= WORK REQUEST =
Nothing in the entries may be altered; copy them all exactly.

Records from a data source

◆ ◆ ◆ ◆ ◆ ◆ ◆

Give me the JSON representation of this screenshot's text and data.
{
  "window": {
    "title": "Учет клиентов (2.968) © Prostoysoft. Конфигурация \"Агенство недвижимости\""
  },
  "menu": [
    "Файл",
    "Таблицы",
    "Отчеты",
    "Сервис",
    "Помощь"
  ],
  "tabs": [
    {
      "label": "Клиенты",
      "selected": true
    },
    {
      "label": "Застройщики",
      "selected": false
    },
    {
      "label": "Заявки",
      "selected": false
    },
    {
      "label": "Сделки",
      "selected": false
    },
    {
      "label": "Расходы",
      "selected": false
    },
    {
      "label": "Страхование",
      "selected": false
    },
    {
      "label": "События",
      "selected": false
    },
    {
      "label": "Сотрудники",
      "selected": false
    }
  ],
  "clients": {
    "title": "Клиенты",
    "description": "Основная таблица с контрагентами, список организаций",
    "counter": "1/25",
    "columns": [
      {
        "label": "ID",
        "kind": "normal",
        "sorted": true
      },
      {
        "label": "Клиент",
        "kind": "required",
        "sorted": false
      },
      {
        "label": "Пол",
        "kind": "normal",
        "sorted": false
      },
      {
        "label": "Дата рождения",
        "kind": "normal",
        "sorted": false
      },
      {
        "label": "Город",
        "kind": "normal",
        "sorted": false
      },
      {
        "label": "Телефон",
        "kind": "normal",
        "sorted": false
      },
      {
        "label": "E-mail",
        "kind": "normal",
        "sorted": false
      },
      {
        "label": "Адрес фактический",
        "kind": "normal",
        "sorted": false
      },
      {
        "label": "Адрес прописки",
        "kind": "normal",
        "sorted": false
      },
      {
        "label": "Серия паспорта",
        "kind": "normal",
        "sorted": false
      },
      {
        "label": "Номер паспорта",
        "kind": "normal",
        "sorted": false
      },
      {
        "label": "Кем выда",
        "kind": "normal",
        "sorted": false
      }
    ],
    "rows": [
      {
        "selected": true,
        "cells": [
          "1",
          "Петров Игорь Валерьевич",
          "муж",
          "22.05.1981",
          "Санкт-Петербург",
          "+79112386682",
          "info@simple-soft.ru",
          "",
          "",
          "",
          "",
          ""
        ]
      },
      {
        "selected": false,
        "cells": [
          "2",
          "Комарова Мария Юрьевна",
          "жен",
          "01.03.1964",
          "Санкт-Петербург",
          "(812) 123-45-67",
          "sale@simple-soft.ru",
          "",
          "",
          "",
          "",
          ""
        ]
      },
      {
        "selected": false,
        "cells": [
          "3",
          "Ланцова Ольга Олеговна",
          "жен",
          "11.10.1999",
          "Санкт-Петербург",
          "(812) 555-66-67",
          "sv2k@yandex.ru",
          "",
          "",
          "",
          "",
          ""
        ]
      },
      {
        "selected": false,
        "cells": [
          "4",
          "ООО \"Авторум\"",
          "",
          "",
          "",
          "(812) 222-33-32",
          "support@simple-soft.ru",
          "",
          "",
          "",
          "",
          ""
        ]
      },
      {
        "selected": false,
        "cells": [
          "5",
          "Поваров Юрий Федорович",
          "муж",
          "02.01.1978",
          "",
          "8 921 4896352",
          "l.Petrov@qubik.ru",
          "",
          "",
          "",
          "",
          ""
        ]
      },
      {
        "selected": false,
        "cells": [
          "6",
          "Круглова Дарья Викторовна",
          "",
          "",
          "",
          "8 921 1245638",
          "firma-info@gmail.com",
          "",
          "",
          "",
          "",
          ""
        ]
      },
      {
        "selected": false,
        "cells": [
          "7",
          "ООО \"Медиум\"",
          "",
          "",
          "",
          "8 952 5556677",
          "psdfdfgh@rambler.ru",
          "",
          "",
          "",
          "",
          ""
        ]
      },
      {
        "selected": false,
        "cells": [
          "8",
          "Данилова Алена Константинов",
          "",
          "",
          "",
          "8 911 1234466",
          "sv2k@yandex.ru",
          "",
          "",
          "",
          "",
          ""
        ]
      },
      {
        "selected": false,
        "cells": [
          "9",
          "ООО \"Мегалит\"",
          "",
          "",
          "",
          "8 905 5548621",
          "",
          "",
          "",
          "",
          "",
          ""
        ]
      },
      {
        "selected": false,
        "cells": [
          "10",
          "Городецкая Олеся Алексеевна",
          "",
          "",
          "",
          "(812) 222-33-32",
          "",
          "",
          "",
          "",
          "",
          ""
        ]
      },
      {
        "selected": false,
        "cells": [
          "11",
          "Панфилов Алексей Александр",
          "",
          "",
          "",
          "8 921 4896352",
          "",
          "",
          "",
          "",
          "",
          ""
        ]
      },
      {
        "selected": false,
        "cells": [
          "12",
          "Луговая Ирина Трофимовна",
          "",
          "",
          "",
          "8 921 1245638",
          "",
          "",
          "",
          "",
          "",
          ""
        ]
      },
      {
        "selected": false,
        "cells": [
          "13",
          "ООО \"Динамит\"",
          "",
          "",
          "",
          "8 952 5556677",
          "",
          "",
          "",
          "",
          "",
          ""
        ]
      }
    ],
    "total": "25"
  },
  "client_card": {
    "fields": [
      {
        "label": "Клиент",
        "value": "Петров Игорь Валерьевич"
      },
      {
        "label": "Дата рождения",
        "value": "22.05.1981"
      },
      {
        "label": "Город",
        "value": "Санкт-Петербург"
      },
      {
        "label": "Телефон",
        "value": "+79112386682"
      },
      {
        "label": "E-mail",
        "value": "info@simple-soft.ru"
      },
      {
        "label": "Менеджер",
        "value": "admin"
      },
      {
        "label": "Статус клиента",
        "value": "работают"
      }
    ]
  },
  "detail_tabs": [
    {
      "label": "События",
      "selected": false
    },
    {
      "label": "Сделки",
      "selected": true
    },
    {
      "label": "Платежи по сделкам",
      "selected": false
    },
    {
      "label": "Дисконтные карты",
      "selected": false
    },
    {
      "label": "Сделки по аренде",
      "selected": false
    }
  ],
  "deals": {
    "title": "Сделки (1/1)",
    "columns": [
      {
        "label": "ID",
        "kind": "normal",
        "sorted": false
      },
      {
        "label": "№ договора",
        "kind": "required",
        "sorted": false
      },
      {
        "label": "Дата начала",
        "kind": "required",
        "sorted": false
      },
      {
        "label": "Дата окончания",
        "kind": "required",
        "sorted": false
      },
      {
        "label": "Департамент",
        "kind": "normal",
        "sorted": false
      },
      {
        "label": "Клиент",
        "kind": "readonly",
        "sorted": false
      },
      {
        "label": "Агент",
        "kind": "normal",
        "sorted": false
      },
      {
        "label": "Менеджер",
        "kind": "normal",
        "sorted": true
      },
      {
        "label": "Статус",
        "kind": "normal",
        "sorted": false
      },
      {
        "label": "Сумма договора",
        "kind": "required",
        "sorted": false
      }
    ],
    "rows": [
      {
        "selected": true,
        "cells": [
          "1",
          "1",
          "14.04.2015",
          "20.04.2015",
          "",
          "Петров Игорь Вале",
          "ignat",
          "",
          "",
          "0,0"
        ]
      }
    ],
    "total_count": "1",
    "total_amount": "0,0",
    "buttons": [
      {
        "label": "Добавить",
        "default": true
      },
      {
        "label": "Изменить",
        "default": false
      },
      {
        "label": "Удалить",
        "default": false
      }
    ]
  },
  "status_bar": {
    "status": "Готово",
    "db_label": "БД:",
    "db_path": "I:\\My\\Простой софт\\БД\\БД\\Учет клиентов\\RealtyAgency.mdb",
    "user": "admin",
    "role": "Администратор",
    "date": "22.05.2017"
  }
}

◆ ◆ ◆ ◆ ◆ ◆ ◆

= RESULT OF THE EXERCISE =
Give me the JSON representation of this screenshot's text and data.
{
  "window": {
    "title": "Учет клиентов (2.968) © Prostoysoft. Конфигурация \"Агенство недвижимости\""
  },
  "menu": [
    "Файл",
    "Таблицы",
    "Отчеты",
    "Сервис",
    "Помощь"
  ],
  "tabs": [
    {
      "label": "Клиенты",
      "selected": true
    },
    {
      "label": "Застройщики",
      "selected": false
    },
    {
      "label": "Заявки",
      "selected": false
    },
    {
      "label": "Сделки",
      "selected": false
    },
    {
      "label": "Расходы",
      "selected": false
    },
    {
      "label": "Страхование",
      "selected": false
    },
    {
      "label": "События",
      "selected": false
    },
    {
      "label": "Сотрудники",
      "selected": false
    }
  ],
  "clients": {
    "title": "Клиенты",
    "description": "Основная таблица с контрагентами, список организаций",
    "counter": "1/25",
    "columns": [
      {
        "label": "ID",
        "kind": "normal",
        "sorted": true
      },
      {
        "label": "Клиент",
        "kind": "required",
        "sorted": false
      },
      {
        "label": "Пол",
        "kind": "normal",
        "sorted": false
      },
      {
        "label": "Дата рождения",
        "kind": "normal",
        "sorted": false
      },
      {
        "label": "Город",
        "kind": "normal",
        "sorted": false
      },
      {
        "label": "Телефон",
        "kind": "normal",
        "sorted": false
      },
      {
        "label": "E-mail",
        "kind": "normal",
        "sorted": false
      },
      {
        "label": "Адрес фактический",
        "kind": "normal",
        "sorted": false
      },
      {
        "label": "Адрес прописки",
        "kind": "normal",
        "sorted": false
      },
      {
        "label": "Серия паспорта",
        "kind": "normal",
        "sorted": false
      },
      {
        "label": "Номер паспорта",
        "kind": "normal",
        "sorted": false
      },
      {
        "label": "Кем выда",
        "kind": "normal",
        "sorted": false
      }
    ],
    "rows": [
      {
        "selected": true,
        "cells": [
          "1",
          "Петров Игорь Валерьевич",
          "муж",
          "22.05.1981",
          "Санкт-Петербург",
          "+79112386682",
          "info@simple-soft.ru",
          "",
          "",
          "",
          "",
          ""
        ]
      },
      {
        "selected": false,
        "cells": [
          "2",
          "Комарова Мария Юрьевна",
          "жен",
          "01.03.1964",
          "Санкт-Петербург",
          "(812) 123-45-67",
          "sale@simple-soft.ru",
          "",
          "",
          "",
          "",
          ""
        ]
      },
      {
        "selected": false,
        "cells": [
          "3",
          "Ланцова Ольга Олеговна",
          "жен",
          "11.10.1999",
          "Санкт-Петербург",
          "(812) 555-66-67",
          "sv2k@yandex.ru",
          "",
          "",
          "",
          "",
          ""
        ]
      },
      {
        "selected": false,
        "cells": [
          "4",
          "ООО \"Авторум\"",
          "",
          "",
          "",
          "(812) 222-33-32",
          "support@simple-soft.ru",
          "",
          "",
          "",
          "",
          ""
        ]
      },
      {
        "selected": false,
        "cells": [
          "5",
          "Поваров Юрий Федорович",
          "муж",
          "02.01.1978",
          "",
          "8 921 4896352",
          "l.Petrov@qubik.ru",
          "",
          "",
          "",
          "",
          ""
        ]
      },
      {
        "selected": false,
        "cells": [
          "6",
          "Круглова Дарья Викторовна",
          "",
          "",
          "",
          "8 921 1245638",
          "firma-info@gmail.com",
          "",
          "",
          "",
          "",
          ""
        ]
      },
      {
        "selected": false,
        "cells": [
          "7",
          "ООО \"Медиум\"",
          "",
          "",
          "",
          "8 952 5556677",
          "psdfdfgh@rambler.ru",
          "",
          "",
          "",
          "",
          ""
        ]
      },
      {
        "selected": false,
        "cells": [
          "8",
          "Данилова Алена Константинов",
          "",
          "",
          "",
          "8 911 1234466",
          "sv2k@yandex.ru",
          "",
          "",
          "",
          "",
          ""
        ]
      },
      {
        "selected": false,
        "cells": [
          "9",
          "ООО \"Мегалит\"",
          "",
          "",
          "",
          "8 905 5548621",
          "",
          "",
          "",
          "",
          "",
          ""
        ]
      },
      {
        "selected": false,
        "cells": [
          "10",
          "Городецкая Олеся Алексеевна",
          "",
          "",
          "",
          "(812) 222-33-32",
          "",
          "",
          "",
          "",
          "",
          ""
        ]
      },
      {
        "selected": false,
        "cells": [
          "11",
          "Панфилов Алексей Александр",
          "",
          "",
          "",
          "8 921 4896352",
          "",
          "",
          "",
          "",
          "",
          ""
        ]
      },
      {
        "selected": false,
        "cells": [
          "12",
          "Луговая Ирина Трофимовна",
          "",
          "",
          "",
          "8 921 1245638",
          "",
          "",
          "",
          "",
          "",
          ""
        ]
      },
      {
        "selected": false,
        "cells": [
          "13",
          "ООО \"Динамит\"",
          "",
          "",
          "",
          "8 952 5556677",
          "",
          "",
          "",
          "",
          "",
          ""
        ]
      }
    ],
    "total": "25"
  },
  "client_card": {
    "fields": [
      {
        "label": "Клиент",
        "value": "Петров Игорь Валерьевич"
      },
      {
        "label": "Дата рождения",
        "value": "22.05.1981"
      },
      {
        "label": "Город",
        "value": "Санкт-Петербург"
      },
      {
        "label": "Телефон",
        "value": "+79112386682"
      },
      {
        "label": "E-mail",
        "value": "info@simple-soft.ru"
      },
      {
        "label": "Менеджер",
        "value": "admin"
      },
      {
        "label": "Статус клиента",
        "value": "работают"
      }
    ]
  },
  "detail_tabs": [
    {
      "label": "События",
      "selected": false
    },
    {
      "label": "Сделки",
      "selected": true
    },
    {
      "label": "Платежи по сделкам",
      "selected": false
    },
    {
      "label": "Дисконтные карты",
      "selected": false
    },
    {
      "label": "Сделки по аренде",
      "selected": false
    }
  ],
  "deals": {
    "title": "Сделки (1/1)",
    "columns": [
      {
        "label": "ID",
        "kind": "normal",
        "sorted": false
      },
      {
        "label": "№ договора",
        "kind": "required",
        "sorted": false
      },
      {
        "label": "Дата начала",
        "kind": "required",
        "sorted": false
      },
      {
        "label": "Дата окончания",
        "kind": "required",
        "sorted": false
      },
      {
        "label": "Департамент",
        "kind": "normal",
        "sorted": false
      },
      {
        "label": "Клиент",
        "kind": "readonly",
        "sorted": false
      },
      {
        "label": "Агент",
        "kind": "normal",
        "sorted": false
      },
      {
        "label": "Менеджер",
        "kind": "normal",
        "sorted": true
      },
      {
        "label": "Статус",
        "kind": "normal",
        "sorted": false
      },
      {
        "label": "Сумма договора",
        "kind": "required",
        "sorted": false
      }
    ],
    "rows": [
      {
        "selected": true,
        "cells": [
          "1",
          "1",
          "14.04.2015",
          "20.04.2015",
          "",
          "Петров Игорь Вале",
          "ignat",
          "",
          "",
          "0,0"
        ]
      }
    ],
    "total_count": "1",
    "total_amount": "0,0",
    "buttons": [
      {
        "label": "Добавить",
        "default": true
      },
      {
        "label": "Изменить",
        "default": false
      },
      {
        "label": "Удалить",
        "default": false
      }
    ]
  },
  "status_bar": {
    "status": "Готово",
    "db_label": "БД:",
    "db_path": "I:\\My\\Простой софт\\БД\\БД\\Учет клиентов\\RealtyAgency.mdb",
    "user": "admin",
    "role": "Администратор",
    "date": "22.05.2017"
  }
}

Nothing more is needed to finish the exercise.